Task to complete = For each line of the data below that holds "screenshot", copy the line.

Record set =
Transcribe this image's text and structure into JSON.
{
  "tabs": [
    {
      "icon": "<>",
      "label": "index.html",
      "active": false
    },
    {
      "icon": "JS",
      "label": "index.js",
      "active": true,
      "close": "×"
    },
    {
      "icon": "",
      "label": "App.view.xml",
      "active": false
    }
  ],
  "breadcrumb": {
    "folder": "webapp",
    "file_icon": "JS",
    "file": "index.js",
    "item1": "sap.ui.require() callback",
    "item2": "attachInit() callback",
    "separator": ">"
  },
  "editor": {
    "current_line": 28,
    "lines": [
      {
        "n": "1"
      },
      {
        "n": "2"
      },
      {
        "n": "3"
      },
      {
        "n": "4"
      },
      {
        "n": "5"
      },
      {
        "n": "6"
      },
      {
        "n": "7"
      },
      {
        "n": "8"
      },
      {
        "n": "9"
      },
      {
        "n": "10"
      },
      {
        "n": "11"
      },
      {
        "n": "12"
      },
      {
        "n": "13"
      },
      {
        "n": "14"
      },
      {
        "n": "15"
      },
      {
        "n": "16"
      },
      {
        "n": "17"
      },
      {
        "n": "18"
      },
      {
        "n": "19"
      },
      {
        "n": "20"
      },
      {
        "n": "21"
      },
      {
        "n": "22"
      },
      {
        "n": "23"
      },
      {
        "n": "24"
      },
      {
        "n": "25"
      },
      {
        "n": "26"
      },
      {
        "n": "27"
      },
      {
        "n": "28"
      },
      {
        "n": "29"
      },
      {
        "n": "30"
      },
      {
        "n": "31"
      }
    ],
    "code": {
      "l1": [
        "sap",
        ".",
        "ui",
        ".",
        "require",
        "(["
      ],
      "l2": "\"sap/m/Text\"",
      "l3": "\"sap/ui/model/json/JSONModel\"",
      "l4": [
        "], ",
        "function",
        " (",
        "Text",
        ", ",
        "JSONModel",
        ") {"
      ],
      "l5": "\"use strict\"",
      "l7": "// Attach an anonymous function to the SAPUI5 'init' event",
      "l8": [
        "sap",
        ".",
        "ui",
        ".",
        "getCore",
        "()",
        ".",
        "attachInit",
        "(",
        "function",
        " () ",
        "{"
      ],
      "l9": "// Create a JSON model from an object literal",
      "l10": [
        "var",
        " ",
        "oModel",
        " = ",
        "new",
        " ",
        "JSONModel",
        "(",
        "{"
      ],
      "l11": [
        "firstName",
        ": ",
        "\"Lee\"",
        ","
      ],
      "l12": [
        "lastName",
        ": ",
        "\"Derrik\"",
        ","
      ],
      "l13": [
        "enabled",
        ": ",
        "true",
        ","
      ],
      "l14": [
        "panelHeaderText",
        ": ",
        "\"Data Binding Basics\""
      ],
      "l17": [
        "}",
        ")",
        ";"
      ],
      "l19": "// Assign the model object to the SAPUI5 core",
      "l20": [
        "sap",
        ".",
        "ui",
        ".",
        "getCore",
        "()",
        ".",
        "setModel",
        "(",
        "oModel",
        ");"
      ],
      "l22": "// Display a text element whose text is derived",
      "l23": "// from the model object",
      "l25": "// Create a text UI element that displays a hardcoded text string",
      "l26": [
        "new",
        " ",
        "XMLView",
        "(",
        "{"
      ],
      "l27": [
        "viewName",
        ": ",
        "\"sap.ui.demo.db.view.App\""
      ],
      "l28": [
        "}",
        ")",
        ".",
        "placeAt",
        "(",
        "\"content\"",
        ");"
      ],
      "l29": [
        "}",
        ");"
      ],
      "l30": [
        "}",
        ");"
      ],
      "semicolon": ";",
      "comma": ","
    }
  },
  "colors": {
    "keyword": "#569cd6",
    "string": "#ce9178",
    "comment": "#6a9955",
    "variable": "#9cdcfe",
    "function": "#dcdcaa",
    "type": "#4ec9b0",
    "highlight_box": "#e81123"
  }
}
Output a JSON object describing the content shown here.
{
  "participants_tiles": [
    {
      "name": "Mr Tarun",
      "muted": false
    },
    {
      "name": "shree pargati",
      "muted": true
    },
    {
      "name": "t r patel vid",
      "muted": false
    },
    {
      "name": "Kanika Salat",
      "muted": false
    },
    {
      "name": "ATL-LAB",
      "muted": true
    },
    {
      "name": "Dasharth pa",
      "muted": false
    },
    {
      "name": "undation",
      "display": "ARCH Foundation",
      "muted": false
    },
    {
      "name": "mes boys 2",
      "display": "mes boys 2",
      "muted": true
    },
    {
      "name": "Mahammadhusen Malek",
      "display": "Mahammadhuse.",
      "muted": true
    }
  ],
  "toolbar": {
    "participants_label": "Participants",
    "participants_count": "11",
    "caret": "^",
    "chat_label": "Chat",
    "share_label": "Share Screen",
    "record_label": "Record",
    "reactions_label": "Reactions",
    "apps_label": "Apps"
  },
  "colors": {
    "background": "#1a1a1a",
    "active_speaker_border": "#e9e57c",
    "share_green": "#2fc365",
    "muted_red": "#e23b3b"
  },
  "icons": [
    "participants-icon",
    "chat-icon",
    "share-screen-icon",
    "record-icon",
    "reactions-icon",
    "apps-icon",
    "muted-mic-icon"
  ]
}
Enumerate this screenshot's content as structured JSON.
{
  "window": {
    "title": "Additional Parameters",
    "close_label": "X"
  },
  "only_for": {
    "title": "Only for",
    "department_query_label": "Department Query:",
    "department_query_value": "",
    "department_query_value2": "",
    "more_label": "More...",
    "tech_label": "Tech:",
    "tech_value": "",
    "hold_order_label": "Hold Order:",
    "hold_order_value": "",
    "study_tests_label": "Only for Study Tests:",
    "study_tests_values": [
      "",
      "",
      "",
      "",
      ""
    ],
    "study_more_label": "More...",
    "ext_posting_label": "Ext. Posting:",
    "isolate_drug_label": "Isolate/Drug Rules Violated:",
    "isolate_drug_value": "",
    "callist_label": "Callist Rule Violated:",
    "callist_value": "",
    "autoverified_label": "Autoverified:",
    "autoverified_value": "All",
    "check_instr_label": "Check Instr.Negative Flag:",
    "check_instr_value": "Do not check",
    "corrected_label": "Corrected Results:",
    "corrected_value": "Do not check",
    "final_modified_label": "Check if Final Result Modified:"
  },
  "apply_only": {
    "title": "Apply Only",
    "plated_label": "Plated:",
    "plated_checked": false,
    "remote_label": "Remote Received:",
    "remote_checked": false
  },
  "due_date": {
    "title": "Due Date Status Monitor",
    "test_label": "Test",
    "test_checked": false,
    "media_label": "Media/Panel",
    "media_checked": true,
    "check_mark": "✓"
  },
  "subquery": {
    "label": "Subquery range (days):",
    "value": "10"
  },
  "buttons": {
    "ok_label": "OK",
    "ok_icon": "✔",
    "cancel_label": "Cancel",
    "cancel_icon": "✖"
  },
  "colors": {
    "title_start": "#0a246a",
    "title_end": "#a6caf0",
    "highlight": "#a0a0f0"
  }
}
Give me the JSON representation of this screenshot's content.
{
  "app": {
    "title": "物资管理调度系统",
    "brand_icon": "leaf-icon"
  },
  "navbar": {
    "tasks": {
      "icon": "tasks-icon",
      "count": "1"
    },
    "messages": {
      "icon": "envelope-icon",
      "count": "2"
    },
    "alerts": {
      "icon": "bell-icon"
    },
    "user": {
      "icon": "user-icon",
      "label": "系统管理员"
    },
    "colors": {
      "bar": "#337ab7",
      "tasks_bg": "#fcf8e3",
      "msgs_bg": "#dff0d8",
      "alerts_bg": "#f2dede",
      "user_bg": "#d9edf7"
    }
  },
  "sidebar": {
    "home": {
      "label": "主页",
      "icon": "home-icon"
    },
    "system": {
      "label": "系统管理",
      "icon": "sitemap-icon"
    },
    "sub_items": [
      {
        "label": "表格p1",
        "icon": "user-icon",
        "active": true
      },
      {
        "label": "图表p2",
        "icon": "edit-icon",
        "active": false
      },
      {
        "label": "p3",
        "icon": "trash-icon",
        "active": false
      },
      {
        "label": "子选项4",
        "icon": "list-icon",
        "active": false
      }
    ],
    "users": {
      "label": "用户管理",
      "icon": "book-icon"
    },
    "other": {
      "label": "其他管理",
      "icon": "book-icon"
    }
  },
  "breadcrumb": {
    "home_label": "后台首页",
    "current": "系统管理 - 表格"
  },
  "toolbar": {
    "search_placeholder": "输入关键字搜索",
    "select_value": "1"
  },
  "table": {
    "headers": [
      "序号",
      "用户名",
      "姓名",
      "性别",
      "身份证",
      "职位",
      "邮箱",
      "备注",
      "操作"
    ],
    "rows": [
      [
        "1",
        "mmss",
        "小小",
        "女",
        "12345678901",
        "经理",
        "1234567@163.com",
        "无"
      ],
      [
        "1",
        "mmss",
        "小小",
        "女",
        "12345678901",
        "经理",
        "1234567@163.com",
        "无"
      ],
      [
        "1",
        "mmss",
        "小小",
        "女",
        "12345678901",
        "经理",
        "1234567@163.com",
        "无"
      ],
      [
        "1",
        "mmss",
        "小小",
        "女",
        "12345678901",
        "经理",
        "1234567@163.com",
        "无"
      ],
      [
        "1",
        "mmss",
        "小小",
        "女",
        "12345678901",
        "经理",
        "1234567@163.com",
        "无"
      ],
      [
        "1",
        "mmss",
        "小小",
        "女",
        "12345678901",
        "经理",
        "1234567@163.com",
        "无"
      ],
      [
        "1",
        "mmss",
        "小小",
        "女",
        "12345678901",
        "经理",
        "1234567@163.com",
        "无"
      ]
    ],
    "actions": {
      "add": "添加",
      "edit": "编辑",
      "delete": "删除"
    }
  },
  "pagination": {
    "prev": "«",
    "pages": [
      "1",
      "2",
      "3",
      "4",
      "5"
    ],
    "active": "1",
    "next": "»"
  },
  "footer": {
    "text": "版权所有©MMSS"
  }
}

Written response =
Enumerate this screenshot's content as structured JSON.
Give me the JSON representation of this screenshot's content.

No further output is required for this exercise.